### INFORMATION SUPPLIED
§

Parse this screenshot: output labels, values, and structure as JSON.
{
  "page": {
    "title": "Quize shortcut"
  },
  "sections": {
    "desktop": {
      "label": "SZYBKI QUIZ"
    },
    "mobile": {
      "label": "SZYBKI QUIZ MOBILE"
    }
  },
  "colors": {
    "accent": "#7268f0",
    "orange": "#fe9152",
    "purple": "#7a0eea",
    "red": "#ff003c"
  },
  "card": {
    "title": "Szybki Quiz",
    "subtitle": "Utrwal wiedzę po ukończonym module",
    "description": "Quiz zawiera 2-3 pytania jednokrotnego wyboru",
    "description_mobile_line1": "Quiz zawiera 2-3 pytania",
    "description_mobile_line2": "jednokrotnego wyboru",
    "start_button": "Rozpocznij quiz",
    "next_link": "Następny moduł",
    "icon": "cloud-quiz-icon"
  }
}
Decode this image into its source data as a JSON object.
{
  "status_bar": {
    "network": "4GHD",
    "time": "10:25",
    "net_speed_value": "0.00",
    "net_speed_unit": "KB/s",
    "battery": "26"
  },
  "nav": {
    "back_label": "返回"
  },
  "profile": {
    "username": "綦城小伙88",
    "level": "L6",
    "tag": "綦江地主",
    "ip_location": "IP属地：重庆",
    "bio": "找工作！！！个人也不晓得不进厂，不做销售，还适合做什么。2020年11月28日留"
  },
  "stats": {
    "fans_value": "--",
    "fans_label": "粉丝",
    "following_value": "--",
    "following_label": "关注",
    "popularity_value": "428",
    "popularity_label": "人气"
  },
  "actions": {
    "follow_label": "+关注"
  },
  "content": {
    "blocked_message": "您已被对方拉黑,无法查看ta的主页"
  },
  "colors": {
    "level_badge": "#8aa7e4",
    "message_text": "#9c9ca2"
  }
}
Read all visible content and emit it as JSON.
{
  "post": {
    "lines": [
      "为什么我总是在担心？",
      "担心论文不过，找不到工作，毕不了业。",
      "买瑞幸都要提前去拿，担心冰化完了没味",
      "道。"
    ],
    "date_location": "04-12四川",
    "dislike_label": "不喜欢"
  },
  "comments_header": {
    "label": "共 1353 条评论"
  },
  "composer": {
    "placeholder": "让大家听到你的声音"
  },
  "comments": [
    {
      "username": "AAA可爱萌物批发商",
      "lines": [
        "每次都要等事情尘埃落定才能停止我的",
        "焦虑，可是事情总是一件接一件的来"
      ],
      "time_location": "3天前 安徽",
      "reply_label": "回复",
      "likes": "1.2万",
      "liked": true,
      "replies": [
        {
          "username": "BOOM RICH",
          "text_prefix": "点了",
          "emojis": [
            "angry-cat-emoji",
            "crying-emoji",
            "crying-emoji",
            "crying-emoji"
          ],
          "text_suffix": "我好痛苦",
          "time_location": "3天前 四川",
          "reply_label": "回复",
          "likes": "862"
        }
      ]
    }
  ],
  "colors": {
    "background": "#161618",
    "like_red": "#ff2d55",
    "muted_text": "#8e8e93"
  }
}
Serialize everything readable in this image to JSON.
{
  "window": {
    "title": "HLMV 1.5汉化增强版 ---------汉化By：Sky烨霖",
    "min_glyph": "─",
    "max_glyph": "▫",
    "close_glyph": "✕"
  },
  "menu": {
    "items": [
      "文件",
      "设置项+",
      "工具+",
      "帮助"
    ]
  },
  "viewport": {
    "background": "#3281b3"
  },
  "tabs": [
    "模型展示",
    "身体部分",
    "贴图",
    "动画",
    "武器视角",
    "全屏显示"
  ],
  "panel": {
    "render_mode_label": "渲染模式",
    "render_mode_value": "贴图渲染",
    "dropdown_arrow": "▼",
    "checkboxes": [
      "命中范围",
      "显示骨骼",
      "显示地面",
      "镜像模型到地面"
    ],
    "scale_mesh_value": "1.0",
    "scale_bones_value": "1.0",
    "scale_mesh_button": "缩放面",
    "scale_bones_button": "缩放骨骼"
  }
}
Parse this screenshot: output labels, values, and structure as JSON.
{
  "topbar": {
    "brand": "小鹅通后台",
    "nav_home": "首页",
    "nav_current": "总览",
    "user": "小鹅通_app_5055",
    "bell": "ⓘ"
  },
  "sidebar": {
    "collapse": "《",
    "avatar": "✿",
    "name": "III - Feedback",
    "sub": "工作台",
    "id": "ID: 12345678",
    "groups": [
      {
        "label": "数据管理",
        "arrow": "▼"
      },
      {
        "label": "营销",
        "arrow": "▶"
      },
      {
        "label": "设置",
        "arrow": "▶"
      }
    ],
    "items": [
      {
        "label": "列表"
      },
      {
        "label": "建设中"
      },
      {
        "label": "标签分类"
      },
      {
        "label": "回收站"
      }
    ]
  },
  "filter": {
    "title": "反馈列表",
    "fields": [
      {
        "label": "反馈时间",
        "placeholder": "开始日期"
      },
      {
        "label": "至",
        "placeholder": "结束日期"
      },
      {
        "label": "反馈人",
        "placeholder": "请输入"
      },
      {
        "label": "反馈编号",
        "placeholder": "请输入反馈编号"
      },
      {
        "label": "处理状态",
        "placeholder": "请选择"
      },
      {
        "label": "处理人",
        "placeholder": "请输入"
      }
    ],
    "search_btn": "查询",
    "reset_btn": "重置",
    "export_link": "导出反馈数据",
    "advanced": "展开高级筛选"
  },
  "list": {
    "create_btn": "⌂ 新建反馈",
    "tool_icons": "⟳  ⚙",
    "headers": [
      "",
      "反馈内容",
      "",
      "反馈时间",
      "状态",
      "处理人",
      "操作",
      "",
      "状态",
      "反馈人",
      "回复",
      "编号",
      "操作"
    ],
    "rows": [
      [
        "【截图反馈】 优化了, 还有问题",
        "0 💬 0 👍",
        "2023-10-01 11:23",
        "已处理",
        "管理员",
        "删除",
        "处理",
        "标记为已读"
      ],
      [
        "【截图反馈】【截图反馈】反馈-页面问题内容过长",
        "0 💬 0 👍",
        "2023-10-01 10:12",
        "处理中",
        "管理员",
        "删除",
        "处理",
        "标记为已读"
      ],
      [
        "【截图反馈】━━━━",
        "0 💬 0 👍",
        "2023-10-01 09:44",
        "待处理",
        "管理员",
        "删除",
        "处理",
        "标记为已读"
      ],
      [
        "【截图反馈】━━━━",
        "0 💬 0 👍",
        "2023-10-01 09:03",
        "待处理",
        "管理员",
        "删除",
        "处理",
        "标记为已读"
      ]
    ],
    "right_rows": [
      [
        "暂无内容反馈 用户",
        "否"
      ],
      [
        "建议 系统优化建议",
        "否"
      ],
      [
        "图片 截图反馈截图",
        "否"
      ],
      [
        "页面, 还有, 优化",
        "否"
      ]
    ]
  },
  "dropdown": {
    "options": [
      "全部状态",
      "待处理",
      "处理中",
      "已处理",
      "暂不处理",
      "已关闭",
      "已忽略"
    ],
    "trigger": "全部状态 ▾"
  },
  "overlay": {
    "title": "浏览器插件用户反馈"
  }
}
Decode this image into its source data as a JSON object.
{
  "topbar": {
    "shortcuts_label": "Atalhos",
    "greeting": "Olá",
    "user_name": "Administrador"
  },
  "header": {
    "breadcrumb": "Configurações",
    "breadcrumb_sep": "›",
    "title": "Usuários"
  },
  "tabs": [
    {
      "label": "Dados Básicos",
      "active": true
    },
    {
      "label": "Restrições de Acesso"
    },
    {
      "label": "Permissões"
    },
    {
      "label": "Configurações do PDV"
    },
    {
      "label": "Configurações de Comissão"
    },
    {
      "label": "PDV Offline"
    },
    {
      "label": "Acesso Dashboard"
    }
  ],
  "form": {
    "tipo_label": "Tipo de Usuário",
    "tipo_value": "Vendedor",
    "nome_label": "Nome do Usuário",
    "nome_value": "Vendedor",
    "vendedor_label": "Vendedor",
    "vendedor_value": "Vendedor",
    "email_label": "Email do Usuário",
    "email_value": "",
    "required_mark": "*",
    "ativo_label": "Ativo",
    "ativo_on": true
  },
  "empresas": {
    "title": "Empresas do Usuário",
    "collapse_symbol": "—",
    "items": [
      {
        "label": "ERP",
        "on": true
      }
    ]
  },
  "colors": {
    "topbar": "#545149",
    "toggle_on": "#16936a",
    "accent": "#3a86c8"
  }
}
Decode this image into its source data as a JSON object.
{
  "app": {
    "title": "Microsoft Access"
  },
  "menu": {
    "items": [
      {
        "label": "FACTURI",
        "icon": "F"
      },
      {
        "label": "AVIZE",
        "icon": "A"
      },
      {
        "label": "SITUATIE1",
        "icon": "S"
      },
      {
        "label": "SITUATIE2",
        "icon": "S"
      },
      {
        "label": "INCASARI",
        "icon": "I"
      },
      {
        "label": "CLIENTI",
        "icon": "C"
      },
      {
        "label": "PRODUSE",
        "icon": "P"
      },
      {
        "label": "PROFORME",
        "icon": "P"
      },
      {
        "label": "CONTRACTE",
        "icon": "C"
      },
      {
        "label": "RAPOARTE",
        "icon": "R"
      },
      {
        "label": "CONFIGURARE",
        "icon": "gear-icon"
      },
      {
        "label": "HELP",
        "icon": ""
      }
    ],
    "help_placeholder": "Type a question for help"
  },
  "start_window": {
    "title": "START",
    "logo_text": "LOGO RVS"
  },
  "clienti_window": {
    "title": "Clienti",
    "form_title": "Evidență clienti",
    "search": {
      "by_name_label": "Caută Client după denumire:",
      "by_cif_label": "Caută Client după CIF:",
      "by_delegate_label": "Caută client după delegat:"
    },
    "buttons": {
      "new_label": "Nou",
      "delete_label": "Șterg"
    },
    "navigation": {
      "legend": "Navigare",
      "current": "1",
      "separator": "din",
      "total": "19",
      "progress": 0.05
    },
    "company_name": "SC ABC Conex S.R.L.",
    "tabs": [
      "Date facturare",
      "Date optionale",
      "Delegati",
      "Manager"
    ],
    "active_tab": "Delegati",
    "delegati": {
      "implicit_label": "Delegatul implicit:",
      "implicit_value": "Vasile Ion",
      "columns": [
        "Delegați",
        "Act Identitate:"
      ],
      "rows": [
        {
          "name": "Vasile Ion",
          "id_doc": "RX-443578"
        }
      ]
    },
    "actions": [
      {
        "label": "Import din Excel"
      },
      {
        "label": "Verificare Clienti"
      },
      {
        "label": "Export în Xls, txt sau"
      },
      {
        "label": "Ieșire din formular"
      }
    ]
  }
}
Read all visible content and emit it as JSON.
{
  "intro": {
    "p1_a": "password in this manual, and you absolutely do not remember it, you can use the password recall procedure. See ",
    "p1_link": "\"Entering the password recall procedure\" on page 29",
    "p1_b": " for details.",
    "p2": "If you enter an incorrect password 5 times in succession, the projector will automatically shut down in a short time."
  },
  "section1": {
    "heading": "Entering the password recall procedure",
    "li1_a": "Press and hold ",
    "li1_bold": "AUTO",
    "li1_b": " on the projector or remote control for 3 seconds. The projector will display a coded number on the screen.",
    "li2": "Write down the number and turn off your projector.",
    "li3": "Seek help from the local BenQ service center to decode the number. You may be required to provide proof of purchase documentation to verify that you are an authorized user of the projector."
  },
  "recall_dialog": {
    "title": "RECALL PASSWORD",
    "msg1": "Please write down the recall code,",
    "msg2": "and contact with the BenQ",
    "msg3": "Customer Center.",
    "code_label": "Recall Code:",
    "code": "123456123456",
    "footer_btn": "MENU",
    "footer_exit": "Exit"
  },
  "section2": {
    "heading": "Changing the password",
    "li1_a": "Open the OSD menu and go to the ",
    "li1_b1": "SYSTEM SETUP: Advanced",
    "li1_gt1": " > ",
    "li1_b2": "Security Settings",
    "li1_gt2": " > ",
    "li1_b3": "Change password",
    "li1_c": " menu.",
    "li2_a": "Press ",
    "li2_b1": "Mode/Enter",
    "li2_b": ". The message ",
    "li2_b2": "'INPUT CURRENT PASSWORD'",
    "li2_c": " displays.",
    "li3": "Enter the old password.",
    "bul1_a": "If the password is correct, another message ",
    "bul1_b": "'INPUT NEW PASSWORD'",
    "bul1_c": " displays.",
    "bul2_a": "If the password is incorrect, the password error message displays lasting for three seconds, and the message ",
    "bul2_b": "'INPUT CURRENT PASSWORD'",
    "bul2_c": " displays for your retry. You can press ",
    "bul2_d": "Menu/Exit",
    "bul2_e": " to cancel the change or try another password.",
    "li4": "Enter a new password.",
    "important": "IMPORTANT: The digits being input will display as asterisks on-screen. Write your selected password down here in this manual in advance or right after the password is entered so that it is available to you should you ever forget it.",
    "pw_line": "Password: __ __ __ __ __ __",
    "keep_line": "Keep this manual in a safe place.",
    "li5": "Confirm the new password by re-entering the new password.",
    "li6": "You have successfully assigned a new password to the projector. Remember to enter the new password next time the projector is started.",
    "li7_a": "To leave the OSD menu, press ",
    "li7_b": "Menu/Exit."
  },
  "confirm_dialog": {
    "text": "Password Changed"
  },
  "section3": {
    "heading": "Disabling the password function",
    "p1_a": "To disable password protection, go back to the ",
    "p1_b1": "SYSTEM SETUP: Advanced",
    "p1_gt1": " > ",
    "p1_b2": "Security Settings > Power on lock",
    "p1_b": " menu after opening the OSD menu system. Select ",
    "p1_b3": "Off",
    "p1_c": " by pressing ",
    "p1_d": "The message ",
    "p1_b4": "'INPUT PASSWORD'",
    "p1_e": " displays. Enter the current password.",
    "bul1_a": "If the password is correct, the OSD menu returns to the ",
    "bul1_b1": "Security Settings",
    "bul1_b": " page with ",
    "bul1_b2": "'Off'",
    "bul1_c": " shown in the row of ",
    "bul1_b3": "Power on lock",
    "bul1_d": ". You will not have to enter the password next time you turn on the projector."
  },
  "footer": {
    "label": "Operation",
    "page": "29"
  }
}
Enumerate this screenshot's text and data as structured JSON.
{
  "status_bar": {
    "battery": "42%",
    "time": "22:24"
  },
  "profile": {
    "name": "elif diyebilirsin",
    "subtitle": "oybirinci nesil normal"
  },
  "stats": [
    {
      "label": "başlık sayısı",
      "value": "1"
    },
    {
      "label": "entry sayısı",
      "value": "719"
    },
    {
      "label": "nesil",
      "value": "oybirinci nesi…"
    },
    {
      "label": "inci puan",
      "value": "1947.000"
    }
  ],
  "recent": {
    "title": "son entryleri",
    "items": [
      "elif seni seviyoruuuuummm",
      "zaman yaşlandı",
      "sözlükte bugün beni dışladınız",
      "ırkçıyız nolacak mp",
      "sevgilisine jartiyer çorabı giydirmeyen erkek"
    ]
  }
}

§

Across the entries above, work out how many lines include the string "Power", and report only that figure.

### OUTPUT BELOW
2